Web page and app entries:

####

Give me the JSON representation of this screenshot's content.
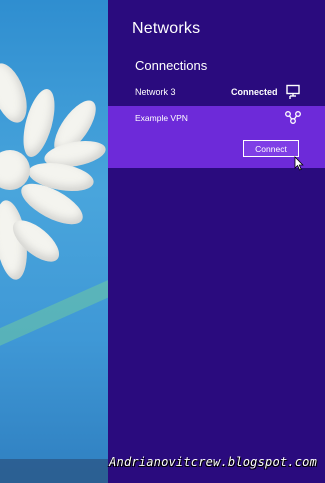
{
  "panel": {
    "title": "Networks",
    "section_header": "Connections",
    "networks": [
      {
        "name": "Network  3",
        "status": "Connected",
        "icon": "wired-network-icon"
      }
    ],
    "vpn": {
      "name": "Example VPN",
      "icon": "vpn-icon",
      "connect_label": "Connect"
    }
  },
  "watermark": "Andrianovitcrew.blogspot.com",
  "colors": {
    "panel_background": "#2a0b7e",
    "selected_item": "#6d2ad9",
    "desktop_sky": "#3f98d6"
  }
}
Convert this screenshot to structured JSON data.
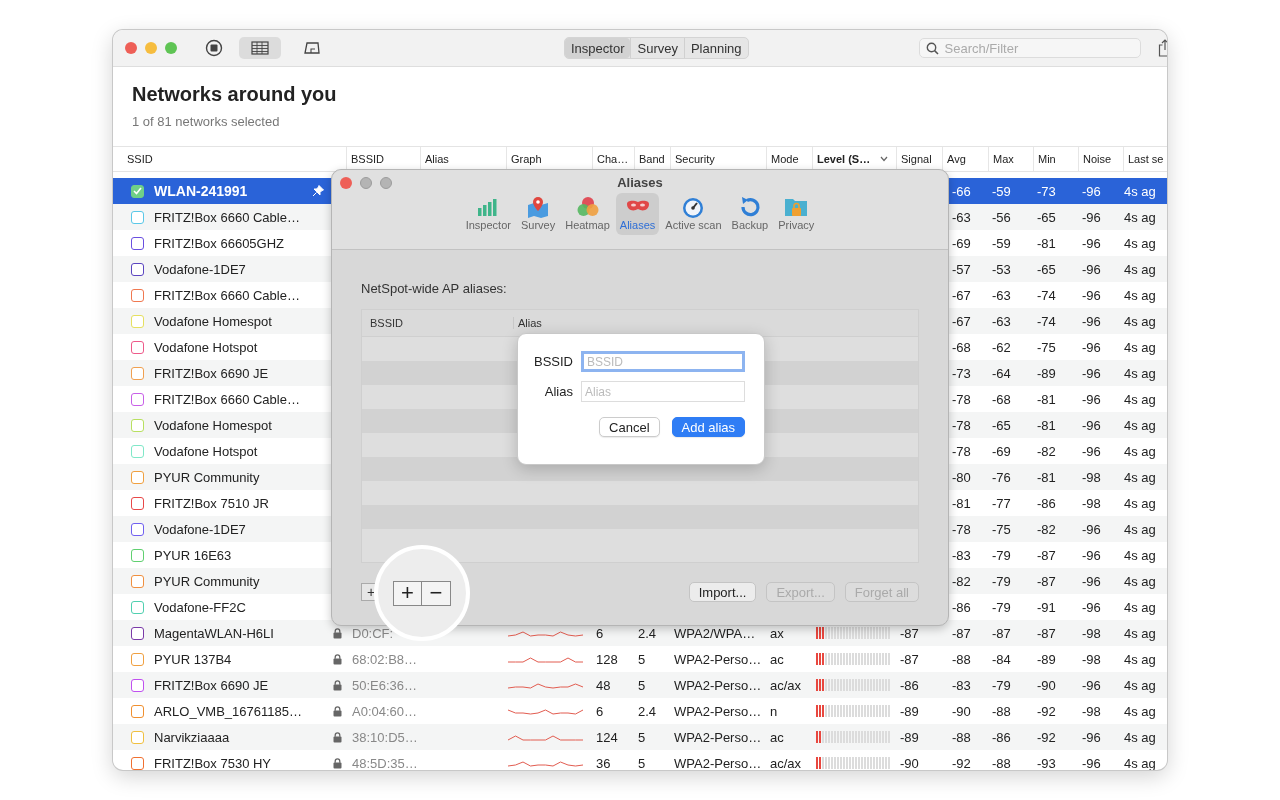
{
  "toolbar": {
    "view_tabs": [
      {
        "label": "Inspector",
        "selected": true
      },
      {
        "label": "Survey",
        "selected": false
      },
      {
        "label": "Planning",
        "selected": false
      }
    ],
    "search": {
      "placeholder": "Search/Filter"
    }
  },
  "header": {
    "title": "Networks around you",
    "subtitle": "1 of 81 networks selected"
  },
  "table": {
    "columns": [
      "SSID",
      "BSSID",
      "Alias",
      "Graph",
      "Cha…",
      "Band",
      "Security",
      "Mode",
      "Level (S…",
      "Signal",
      "Avg",
      "Max",
      "Min",
      "Noise",
      "Last se"
    ],
    "rows": [
      {
        "ssid": "WLAN-241991",
        "color": "#6fcf87",
        "checked": true,
        "selected": true,
        "pinned": true,
        "avg": "-66",
        "max": "-59",
        "min": "-73",
        "noise": "-96",
        "last_seen": "4s ag"
      },
      {
        "ssid": "FRITZ!Box 6660 Cable…",
        "color": "#5ac8e8",
        "checked": false,
        "selected": false,
        "pinned": false,
        "avg": "-63",
        "max": "-56",
        "min": "-65",
        "noise": "-96",
        "last_seen": "4s ag"
      },
      {
        "ssid": "FRITZ!Box 66605GHZ",
        "color": "#6a4fe0",
        "checked": false,
        "selected": false,
        "pinned": false,
        "avg": "-69",
        "max": "-59",
        "min": "-81",
        "noise": "-96",
        "last_seen": "4s ag"
      },
      {
        "ssid": "Vodafone-1DE7",
        "color": "#5b45c0",
        "checked": false,
        "selected": false,
        "pinned": false,
        "avg": "-57",
        "max": "-53",
        "min": "-65",
        "noise": "-96",
        "last_seen": "4s ag"
      },
      {
        "ssid": "FRITZ!Box 6660 Cable…",
        "color": "#f07850",
        "checked": false,
        "selected": false,
        "pinned": false,
        "avg": "-67",
        "max": "-63",
        "min": "-74",
        "noise": "-96",
        "last_seen": "4s ag"
      },
      {
        "ssid": "Vodafone Homespot",
        "color": "#e6e060",
        "checked": false,
        "selected": false,
        "pinned": false,
        "avg": "-67",
        "max": "-63",
        "min": "-74",
        "noise": "-96",
        "last_seen": "4s ag"
      },
      {
        "ssid": "Vodafone Hotspot",
        "color": "#ee5a8a",
        "checked": false,
        "selected": false,
        "pinned": false,
        "avg": "-68",
        "max": "-62",
        "min": "-75",
        "noise": "-96",
        "last_seen": "4s ag"
      },
      {
        "ssid": "FRITZ!Box 6690 JE",
        "color": "#f0a050",
        "checked": false,
        "selected": false,
        "pinned": false,
        "avg": "-73",
        "max": "-64",
        "min": "-89",
        "noise": "-96",
        "last_seen": "4s ag"
      },
      {
        "ssid": "FRITZ!Box 6660 Cable…",
        "color": "#c860e8",
        "checked": false,
        "selected": false,
        "pinned": false,
        "avg": "-78",
        "max": "-68",
        "min": "-81",
        "noise": "-96",
        "last_seen": "4s ag"
      },
      {
        "ssid": "Vodafone Homespot",
        "color": "#b8e060",
        "checked": false,
        "selected": false,
        "pinned": false,
        "avg": "-78",
        "max": "-65",
        "min": "-81",
        "noise": "-96",
        "last_seen": "4s ag"
      },
      {
        "ssid": "Vodafone Hotspot",
        "color": "#80e8c8",
        "checked": false,
        "selected": false,
        "pinned": false,
        "avg": "-78",
        "max": "-69",
        "min": "-82",
        "noise": "-96",
        "last_seen": "4s ag"
      },
      {
        "ssid": "PYUR Community",
        "color": "#f0a040",
        "checked": false,
        "selected": false,
        "pinned": false,
        "avg": "-80",
        "max": "-76",
        "min": "-81",
        "noise": "-98",
        "last_seen": "4s ag"
      },
      {
        "ssid": "FRITZ!Box 7510 JR",
        "color": "#e84848",
        "checked": false,
        "selected": false,
        "pinned": false,
        "avg": "-81",
        "max": "-77",
        "min": "-86",
        "noise": "-98",
        "last_seen": "4s ag"
      },
      {
        "ssid": "Vodafone-1DE7",
        "color": "#7060f0",
        "checked": false,
        "selected": false,
        "pinned": false,
        "avg": "-78",
        "max": "-75",
        "min": "-82",
        "noise": "-96",
        "last_seen": "4s ag"
      },
      {
        "ssid": "PYUR 16E63",
        "color": "#60d070",
        "checked": false,
        "selected": false,
        "pinned": false,
        "avg": "-83",
        "max": "-79",
        "min": "-87",
        "noise": "-96",
        "last_seen": "4s ag"
      },
      {
        "ssid": "PYUR Community",
        "color": "#f09040",
        "checked": false,
        "selected": false,
        "pinned": false,
        "avg": "-82",
        "max": "-79",
        "min": "-87",
        "noise": "-96",
        "last_seen": "4s ag"
      },
      {
        "ssid": "Vodafone-FF2C",
        "color": "#50d0b0",
        "checked": false,
        "selected": false,
        "pinned": false,
        "avg": "-86",
        "max": "-79",
        "min": "-91",
        "noise": "-96",
        "last_seen": "4s ag"
      },
      {
        "ssid": "MagentaWLAN-H6LI",
        "color": "#7a3aa8",
        "checked": false,
        "selected": false,
        "pinned": false,
        "secured": true,
        "bssid": "D0:CF:",
        "channel": "6",
        "band": "2.4",
        "security": "WPA2/WPA…",
        "mode": "ax",
        "level": 0.12,
        "signal": "-87",
        "avg": "-87",
        "max": "-87",
        "min": "-87",
        "noise": "-98",
        "last_seen": "4s ag"
      },
      {
        "ssid": "PYUR 137B4",
        "color": "#f0a040",
        "checked": false,
        "selected": false,
        "pinned": false,
        "secured": true,
        "bssid": "68:02:B8…",
        "channel": "128",
        "band": "5",
        "security": "WPA2-Perso…",
        "mode": "ac",
        "level": 0.12,
        "signal": "-87",
        "avg": "-88",
        "max": "-84",
        "min": "-89",
        "noise": "-98",
        "last_seen": "4s ag"
      },
      {
        "ssid": "FRITZ!Box 6690 JE",
        "color": "#c050f0",
        "checked": false,
        "selected": false,
        "pinned": false,
        "secured": true,
        "bssid": "50:E6:36…",
        "channel": "48",
        "band": "5",
        "security": "WPA2-Perso…",
        "mode": "ac/ax",
        "level": 0.12,
        "signal": "-86",
        "avg": "-83",
        "max": "-79",
        "min": "-90",
        "noise": "-96",
        "last_seen": "4s ag"
      },
      {
        "ssid": "ARLO_VMB_16761185…",
        "color": "#f09030",
        "checked": false,
        "selected": false,
        "pinned": false,
        "secured": true,
        "bssid": "A0:04:60…",
        "channel": "6",
        "band": "2.4",
        "security": "WPA2-Perso…",
        "mode": "n",
        "level": 0.12,
        "signal": "-89",
        "avg": "-90",
        "max": "-88",
        "min": "-92",
        "noise": "-98",
        "last_seen": "4s ag"
      },
      {
        "ssid": "Narvikziaaaa",
        "color": "#f0c040",
        "checked": false,
        "selected": false,
        "pinned": false,
        "secured": true,
        "bssid": "38:10:D5…",
        "channel": "124",
        "band": "5",
        "security": "WPA2-Perso…",
        "mode": "ac",
        "level": 0.08,
        "signal": "-89",
        "avg": "-88",
        "max": "-86",
        "min": "-92",
        "noise": "-96",
        "last_seen": "4s ag"
      },
      {
        "ssid": "FRITZ!Box 7530 HY",
        "color": "#f07030",
        "checked": false,
        "selected": false,
        "pinned": false,
        "secured": true,
        "bssid": "48:5D:35…",
        "channel": "36",
        "band": "5",
        "security": "WPA2-Perso…",
        "mode": "ac/ax",
        "level": 0.08,
        "signal": "-90",
        "avg": "-92",
        "max": "-88",
        "min": "-93",
        "noise": "-96",
        "last_seen": "4s ag"
      }
    ]
  },
  "preferences": {
    "title": "Aliases",
    "tabs": [
      {
        "label": "Inspector",
        "selected": false
      },
      {
        "label": "Survey",
        "selected": false
      },
      {
        "label": "Heatmap",
        "selected": false
      },
      {
        "label": "Aliases",
        "selected": true
      },
      {
        "label": "Active scan",
        "selected": false
      },
      {
        "label": "Backup",
        "selected": false
      },
      {
        "label": "Privacy",
        "selected": false
      }
    ],
    "section_label": "NetSpot-wide AP aliases:",
    "alias_columns": [
      "BSSID",
      "Alias"
    ],
    "add_button": "+",
    "magnified_buttons": [
      "+",
      "−"
    ],
    "buttons": [
      {
        "label": "Import...",
        "disabled": false
      },
      {
        "label": "Export...",
        "disabled": true
      },
      {
        "label": "Forget all",
        "disabled": true
      }
    ],
    "sheet": {
      "fields": [
        {
          "label": "BSSID",
          "placeholder": "BSSID",
          "focused": true
        },
        {
          "label": "Alias",
          "placeholder": "Alias",
          "focused": false
        }
      ],
      "buttons": [
        {
          "label": "Cancel",
          "primary": false
        },
        {
          "label": "Add alias",
          "primary": true
        }
      ]
    }
  }
}
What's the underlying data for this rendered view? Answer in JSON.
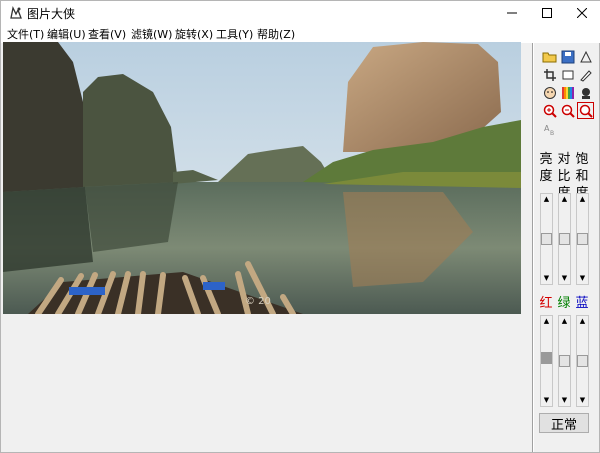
{
  "window": {
    "title": "图片大侠"
  },
  "menu": [
    {
      "label": "文件(T)"
    },
    {
      "label": "编辑(U)"
    },
    {
      "label": "查看(V)"
    },
    {
      "label": "滤镜(W)"
    },
    {
      "label": "旋转(X)"
    },
    {
      "label": "工具(Y)"
    },
    {
      "label": "帮助(Z)"
    }
  ],
  "sliders_top": [
    {
      "label_chars": [
        "亮",
        "度"
      ],
      "level": 0.5
    },
    {
      "label_chars": [
        "对",
        "比",
        "度"
      ],
      "level": 0.5
    },
    {
      "label_chars": [
        "饱",
        "和",
        "度"
      ],
      "level": 0.5
    }
  ],
  "sliders_rgb": [
    {
      "label": "红",
      "color": "#d40000",
      "level": 0.55
    },
    {
      "label": "绿",
      "color": "#008000",
      "level": 0.5
    },
    {
      "label": "蓝",
      "color": "#0000c0",
      "level": 0.5
    }
  ],
  "buttons": {
    "normal": "正常"
  },
  "photo": {
    "watermark": "© 20"
  }
}
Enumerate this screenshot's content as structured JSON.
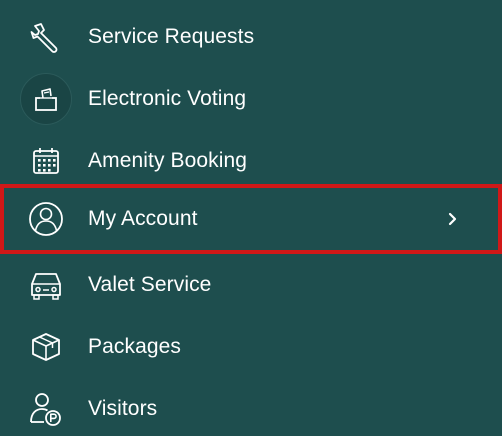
{
  "menu": {
    "items": [
      {
        "label": "Service Requests",
        "icon": "wrench-icon"
      },
      {
        "label": "Electronic Voting",
        "icon": "ballot-box-icon"
      },
      {
        "label": "Amenity Booking",
        "icon": "calendar-icon"
      },
      {
        "label": "My Account",
        "icon": "user-circle-icon",
        "selected": true
      },
      {
        "label": "Valet Service",
        "icon": "car-icon"
      },
      {
        "label": "Packages",
        "icon": "package-icon"
      },
      {
        "label": "Visitors",
        "icon": "visitor-icon"
      }
    ]
  },
  "colors": {
    "background": "#1e4e4e",
    "text": "#ffffff",
    "highlight_border": "#d01818"
  }
}
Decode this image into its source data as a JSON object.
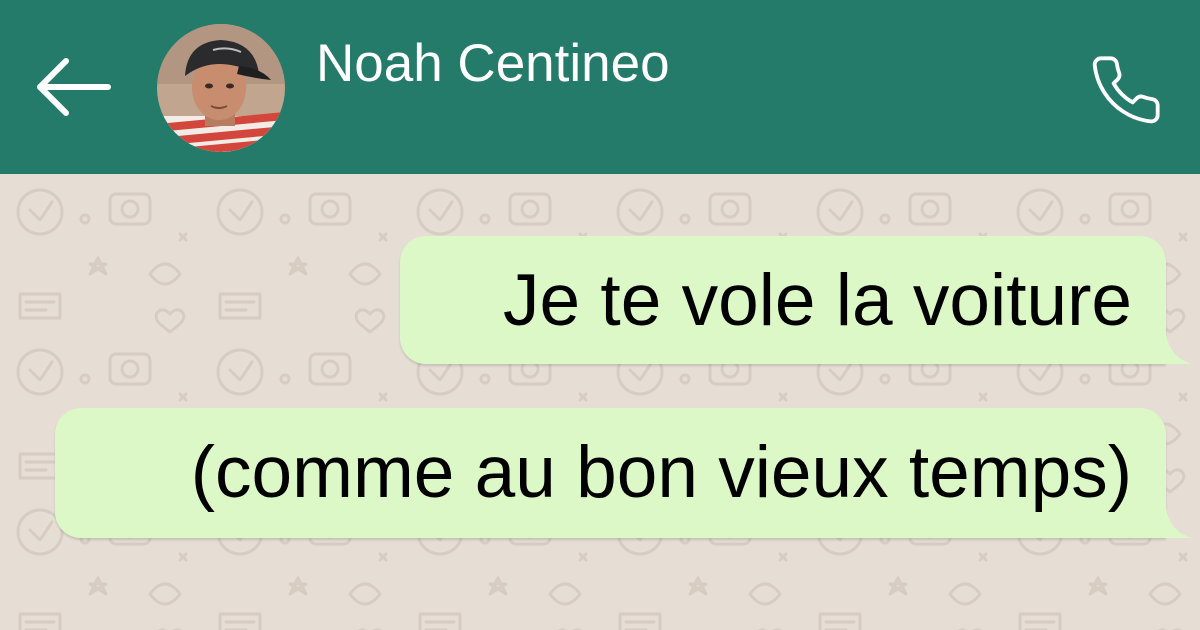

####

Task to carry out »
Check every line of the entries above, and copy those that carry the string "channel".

Answer for this exercise »
        "channel": "6",
        "channel": "128",
        "channel": "48",
        "channel": "6",
        "channel": "124",
        "channel": "36",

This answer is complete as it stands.